Look through the data that follows and copy each line with the string "more".

**** RECORDS FOR THE TASK

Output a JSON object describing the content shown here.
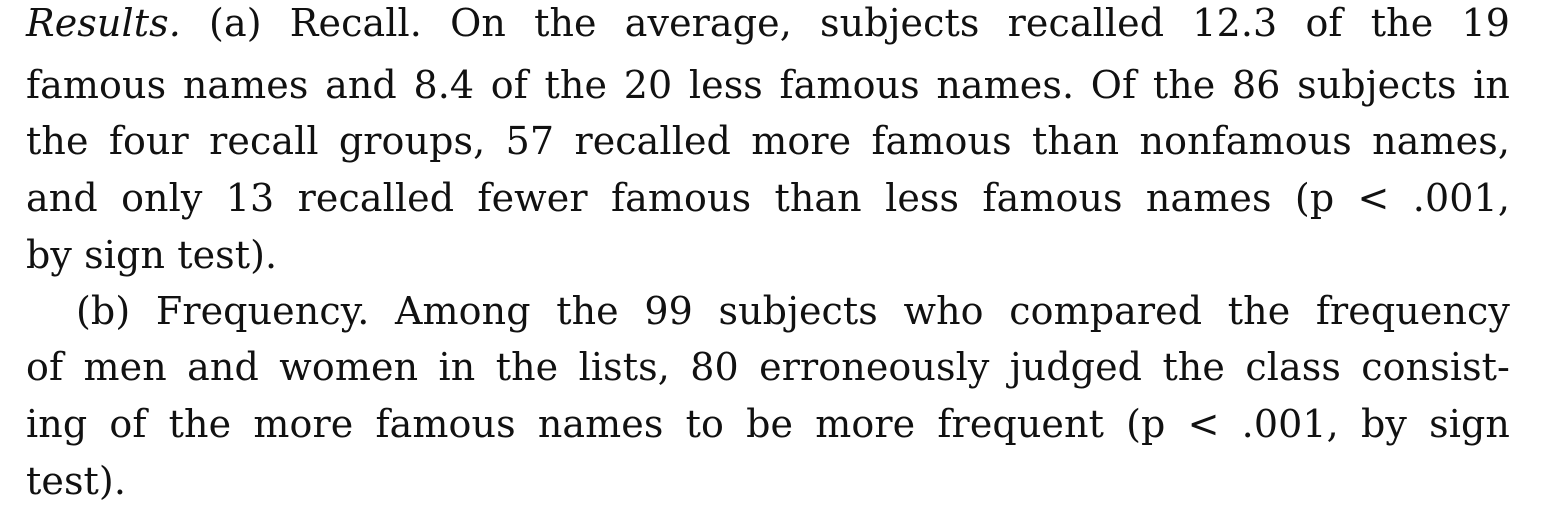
{
  "paragraphs": [
    {
      "lines": [
        {
          "lead_italic": "Results.",
          "text": " (a) Recall. On the average, subjects recalled 12.3 of the 19"
        },
        {
          "text": "famous names and 8.4 of the 20 less famous names. Of the 86 subjects in"
        },
        {
          "text": "the four recall groups, 57 recalled more famous than nonfamous names,"
        },
        {
          "text": "and only 13 recalled fewer famous than less famous names (p < .001,"
        },
        {
          "text": "by sign test)."
        }
      ]
    },
    {
      "lines": [
        {
          "text": "(b) Frequency. Among the 99 subjects who compared the frequency"
        },
        {
          "text": "of men and women in the lists, 80 erroneously judged the class consist-"
        },
        {
          "text": "ing of the more famous names to be more frequent (p < .001, by sign"
        },
        {
          "text": "test)."
        }
      ]
    }
  ]
}
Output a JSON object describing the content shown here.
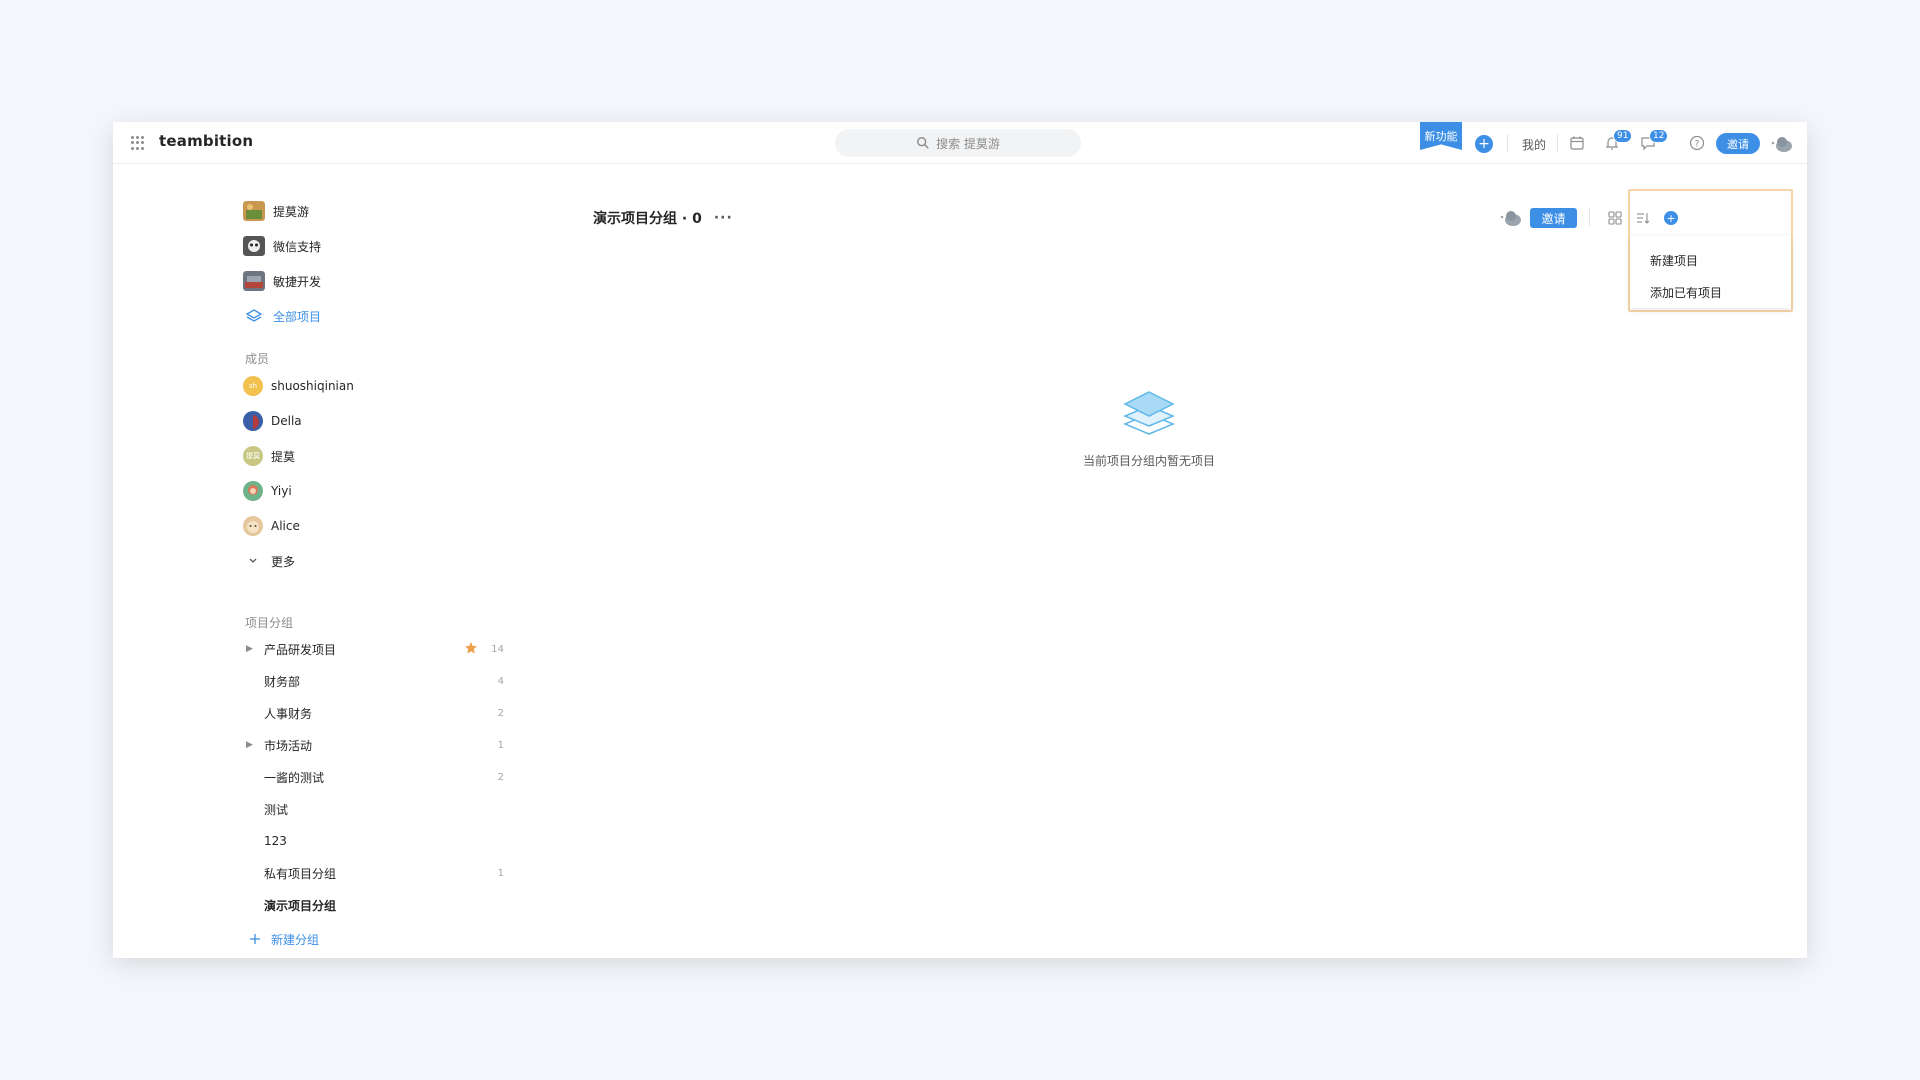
{
  "app": {
    "brand": "teambition",
    "search_placeholder": "搜索 提莫游",
    "new_feature": "新功能",
    "mine": "我的",
    "notification_count": "91",
    "message_count": "12",
    "invite": "邀请",
    "accent_color": "#3d8fe6"
  },
  "sidebar": {
    "projects": [
      {
        "label": "提莫游"
      },
      {
        "label": "微信支持"
      },
      {
        "label": "敏捷开发"
      }
    ],
    "all_projects": "全部项目",
    "members_title": "成员",
    "members": [
      {
        "name": "shuoshiqinian",
        "initials": "sh"
      },
      {
        "name": "Della"
      },
      {
        "name": "提莫",
        "initials": "提莫"
      },
      {
        "name": "Yiyi"
      },
      {
        "name": "Alice"
      }
    ],
    "more": "更多",
    "groups_title": "项目分组",
    "groups": [
      {
        "label": "产品研发项目",
        "count": "14"
      },
      {
        "label": "财务部",
        "count": "4"
      },
      {
        "label": "人事财务",
        "count": "2"
      },
      {
        "label": "市场活动",
        "count": "1"
      },
      {
        "label": "一酱的测试",
        "count": "2"
      },
      {
        "label": "测试",
        "count": ""
      },
      {
        "label": "123",
        "count": ""
      },
      {
        "label": "私有项目分组",
        "count": "1"
      },
      {
        "label": "演示项目分组",
        "count": ""
      }
    ],
    "new_group": "新建分组"
  },
  "main": {
    "title": "演示项目分组 · 0",
    "more": "···",
    "invite": "邀请",
    "dropdown": {
      "new_project": "新建项目",
      "add_existing": "添加已有项目"
    },
    "empty_text": "当前项目分组内暂无项目"
  }
}
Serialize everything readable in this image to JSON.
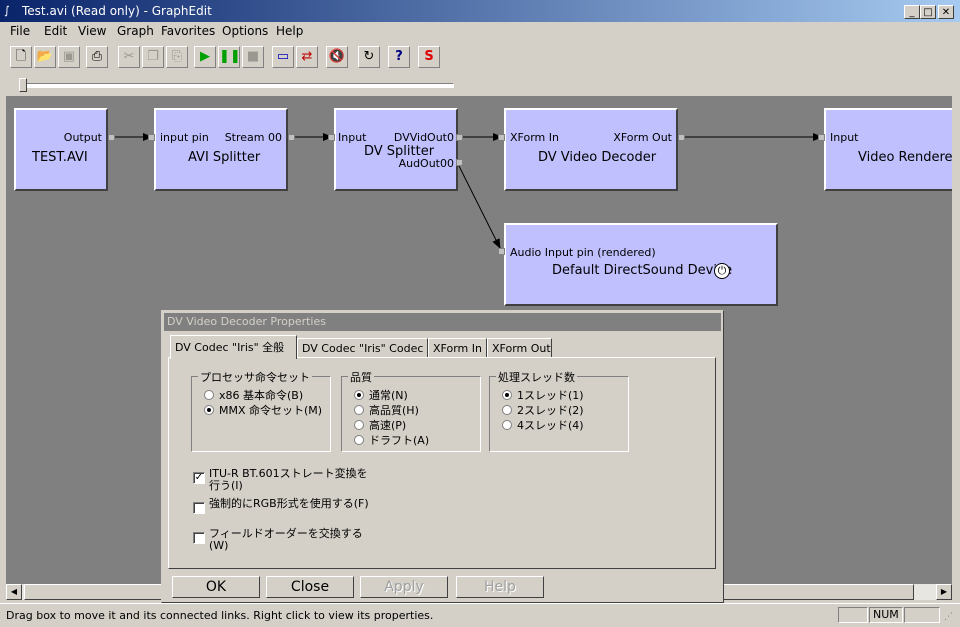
{
  "window": {
    "title": "Test.avi (Read only) - GraphEdit"
  },
  "menu": [
    "File",
    "Edit",
    "View",
    "Graph",
    "Favorites",
    "Options",
    "Help"
  ],
  "filters": {
    "test_avi": {
      "name": "TEST.AVI",
      "out_pin": "Output"
    },
    "avi_splitter": {
      "name": "AVI Splitter",
      "in_pin": "input pin",
      "out_pin": "Stream 00"
    },
    "dv_splitter": {
      "name": "DV Splitter",
      "in_pin": "Input",
      "out_pin_video": "DVVidOut0",
      "out_pin_audio": "AudOut00"
    },
    "dv_decoder": {
      "name": "DV Video Decoder",
      "in_pin": "XForm In",
      "out_pin": "XForm Out"
    },
    "video_renderer": {
      "name": "Video Renderer",
      "in_pin": "Input"
    },
    "dsound": {
      "name": "Default DirectSound Device",
      "in_pin": "Audio Input pin (rendered)"
    }
  },
  "dialog": {
    "title": "DV Video Decoder Properties",
    "tabs": [
      "DV Codec \"Iris\" 全般",
      "DV Codec \"Iris\" Codec",
      "XForm In",
      "XForm Out"
    ],
    "groups": {
      "processor": {
        "label": "プロセッサ命令セット",
        "options": [
          "x86 基本命令(B)",
          "MMX 命令セット(M)"
        ],
        "selected": 1
      },
      "quality": {
        "label": "品質",
        "options": [
          "通常(N)",
          "高品質(H)",
          "高速(P)",
          "ドラフト(A)"
        ],
        "selected": 0
      },
      "threads": {
        "label": "処理スレッド数",
        "options": [
          "1スレッド(1)",
          "2スレッド(2)",
          "4スレッド(4)"
        ],
        "selected": 0
      }
    },
    "checkboxes": [
      {
        "label": "ITU-R BT.601ストレート変換を行う(I)",
        "checked": true
      },
      {
        "label": "強制的にRGB形式を使用する(F)",
        "checked": false
      },
      {
        "label": "フィールドオーダーを交換する(W)",
        "checked": false
      }
    ],
    "buttons": {
      "ok": "OK",
      "close": "Close",
      "apply": "Apply",
      "help": "Help"
    }
  },
  "status": {
    "text": "Drag box to move it and its connected links. Right click to view its properties.",
    "num": "NUM"
  },
  "colors": {
    "filter_fill": "#c0c0ff",
    "canvas": "#808080",
    "titlebar": "#0a246a"
  }
}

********

__ANSWER SPACE__
          "text": "the four recall groups, 57 recalled more famous than nonfamous names,"
          "text": "ing of the more famous names to be more frequent (p < .001, by sign"
    "more": "更多",
    "more": "···",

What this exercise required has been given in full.